======== Data to use
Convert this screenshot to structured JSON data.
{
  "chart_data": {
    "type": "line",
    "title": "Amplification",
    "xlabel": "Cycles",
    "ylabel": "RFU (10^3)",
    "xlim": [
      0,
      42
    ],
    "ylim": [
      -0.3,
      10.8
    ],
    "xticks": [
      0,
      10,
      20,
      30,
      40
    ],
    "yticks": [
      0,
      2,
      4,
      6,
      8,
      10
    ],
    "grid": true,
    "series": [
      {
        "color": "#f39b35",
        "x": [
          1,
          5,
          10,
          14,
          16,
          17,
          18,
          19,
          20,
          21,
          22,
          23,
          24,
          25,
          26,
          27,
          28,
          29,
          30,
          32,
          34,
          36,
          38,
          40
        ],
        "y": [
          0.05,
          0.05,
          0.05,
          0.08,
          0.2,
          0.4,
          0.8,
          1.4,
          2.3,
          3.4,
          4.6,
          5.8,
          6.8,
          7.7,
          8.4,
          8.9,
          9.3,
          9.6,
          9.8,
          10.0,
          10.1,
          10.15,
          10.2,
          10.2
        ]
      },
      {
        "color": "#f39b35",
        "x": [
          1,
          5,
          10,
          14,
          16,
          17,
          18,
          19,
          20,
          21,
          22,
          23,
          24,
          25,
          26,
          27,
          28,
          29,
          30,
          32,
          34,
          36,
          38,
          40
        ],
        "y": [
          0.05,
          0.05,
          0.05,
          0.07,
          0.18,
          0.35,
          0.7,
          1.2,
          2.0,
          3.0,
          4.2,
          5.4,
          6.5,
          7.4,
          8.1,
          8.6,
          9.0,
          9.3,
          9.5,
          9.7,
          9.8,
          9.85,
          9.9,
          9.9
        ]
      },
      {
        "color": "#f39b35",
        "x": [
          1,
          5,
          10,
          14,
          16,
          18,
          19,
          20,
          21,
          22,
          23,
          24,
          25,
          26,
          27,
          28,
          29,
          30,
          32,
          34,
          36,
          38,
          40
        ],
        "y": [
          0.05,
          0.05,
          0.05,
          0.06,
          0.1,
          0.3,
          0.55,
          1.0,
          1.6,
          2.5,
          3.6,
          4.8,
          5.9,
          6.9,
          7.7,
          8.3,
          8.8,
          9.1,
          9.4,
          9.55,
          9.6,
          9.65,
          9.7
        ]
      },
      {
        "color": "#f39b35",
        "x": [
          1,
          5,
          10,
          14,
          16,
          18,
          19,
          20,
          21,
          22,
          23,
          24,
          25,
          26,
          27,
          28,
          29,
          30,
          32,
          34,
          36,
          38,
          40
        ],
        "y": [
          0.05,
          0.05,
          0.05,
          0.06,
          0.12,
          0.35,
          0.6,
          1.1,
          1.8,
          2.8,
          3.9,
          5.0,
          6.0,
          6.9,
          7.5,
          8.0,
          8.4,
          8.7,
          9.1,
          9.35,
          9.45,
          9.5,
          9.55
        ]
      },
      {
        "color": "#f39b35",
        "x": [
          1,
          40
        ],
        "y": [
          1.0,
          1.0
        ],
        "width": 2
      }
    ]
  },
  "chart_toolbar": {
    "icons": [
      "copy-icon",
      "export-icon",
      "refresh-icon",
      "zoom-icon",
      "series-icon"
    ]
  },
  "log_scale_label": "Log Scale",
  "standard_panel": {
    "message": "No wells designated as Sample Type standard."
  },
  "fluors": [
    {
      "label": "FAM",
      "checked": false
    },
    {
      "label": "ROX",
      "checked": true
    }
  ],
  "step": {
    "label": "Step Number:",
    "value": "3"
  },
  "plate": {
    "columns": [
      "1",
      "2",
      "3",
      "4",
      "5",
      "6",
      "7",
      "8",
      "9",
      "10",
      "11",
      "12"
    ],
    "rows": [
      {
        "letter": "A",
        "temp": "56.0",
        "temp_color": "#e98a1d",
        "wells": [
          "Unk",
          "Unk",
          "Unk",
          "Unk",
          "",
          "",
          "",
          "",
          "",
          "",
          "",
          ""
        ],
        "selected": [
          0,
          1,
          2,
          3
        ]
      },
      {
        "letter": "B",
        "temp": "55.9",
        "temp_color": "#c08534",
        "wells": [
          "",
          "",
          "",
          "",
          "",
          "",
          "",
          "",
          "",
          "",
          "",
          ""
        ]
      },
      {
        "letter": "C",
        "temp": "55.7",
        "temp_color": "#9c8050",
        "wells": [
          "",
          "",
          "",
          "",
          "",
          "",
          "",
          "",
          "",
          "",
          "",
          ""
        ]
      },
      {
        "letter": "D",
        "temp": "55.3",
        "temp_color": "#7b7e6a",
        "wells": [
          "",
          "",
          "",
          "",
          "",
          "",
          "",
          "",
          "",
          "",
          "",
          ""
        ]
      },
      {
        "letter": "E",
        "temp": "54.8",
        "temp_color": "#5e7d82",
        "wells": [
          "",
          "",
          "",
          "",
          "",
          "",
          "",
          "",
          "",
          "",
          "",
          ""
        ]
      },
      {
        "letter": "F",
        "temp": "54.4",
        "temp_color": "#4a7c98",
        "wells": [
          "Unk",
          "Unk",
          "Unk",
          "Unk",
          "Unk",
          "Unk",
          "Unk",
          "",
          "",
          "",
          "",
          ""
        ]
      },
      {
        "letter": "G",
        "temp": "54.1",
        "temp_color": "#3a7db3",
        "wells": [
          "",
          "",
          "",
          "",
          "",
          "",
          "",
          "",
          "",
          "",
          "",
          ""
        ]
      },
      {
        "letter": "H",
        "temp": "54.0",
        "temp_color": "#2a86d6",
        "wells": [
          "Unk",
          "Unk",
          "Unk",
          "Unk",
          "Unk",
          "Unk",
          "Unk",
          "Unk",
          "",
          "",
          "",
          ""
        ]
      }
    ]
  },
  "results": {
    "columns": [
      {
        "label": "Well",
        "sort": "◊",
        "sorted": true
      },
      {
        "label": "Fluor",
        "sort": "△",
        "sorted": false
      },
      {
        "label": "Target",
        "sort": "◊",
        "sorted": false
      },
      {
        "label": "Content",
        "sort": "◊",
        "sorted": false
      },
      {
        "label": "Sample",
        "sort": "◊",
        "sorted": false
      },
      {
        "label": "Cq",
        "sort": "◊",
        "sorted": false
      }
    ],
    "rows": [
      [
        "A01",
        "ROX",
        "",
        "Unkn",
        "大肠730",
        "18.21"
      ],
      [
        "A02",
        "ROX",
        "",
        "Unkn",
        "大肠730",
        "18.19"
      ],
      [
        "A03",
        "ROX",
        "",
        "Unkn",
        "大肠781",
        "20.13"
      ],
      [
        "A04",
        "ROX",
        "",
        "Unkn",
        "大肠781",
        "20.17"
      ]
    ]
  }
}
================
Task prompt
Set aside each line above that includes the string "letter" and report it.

Written solution
        "letter": "A",
        "letter": "B",
        "letter": "C",
        "letter": "D",
        "letter": "E",
        "letter": "F",
        "letter": "G",
        "letter": "H",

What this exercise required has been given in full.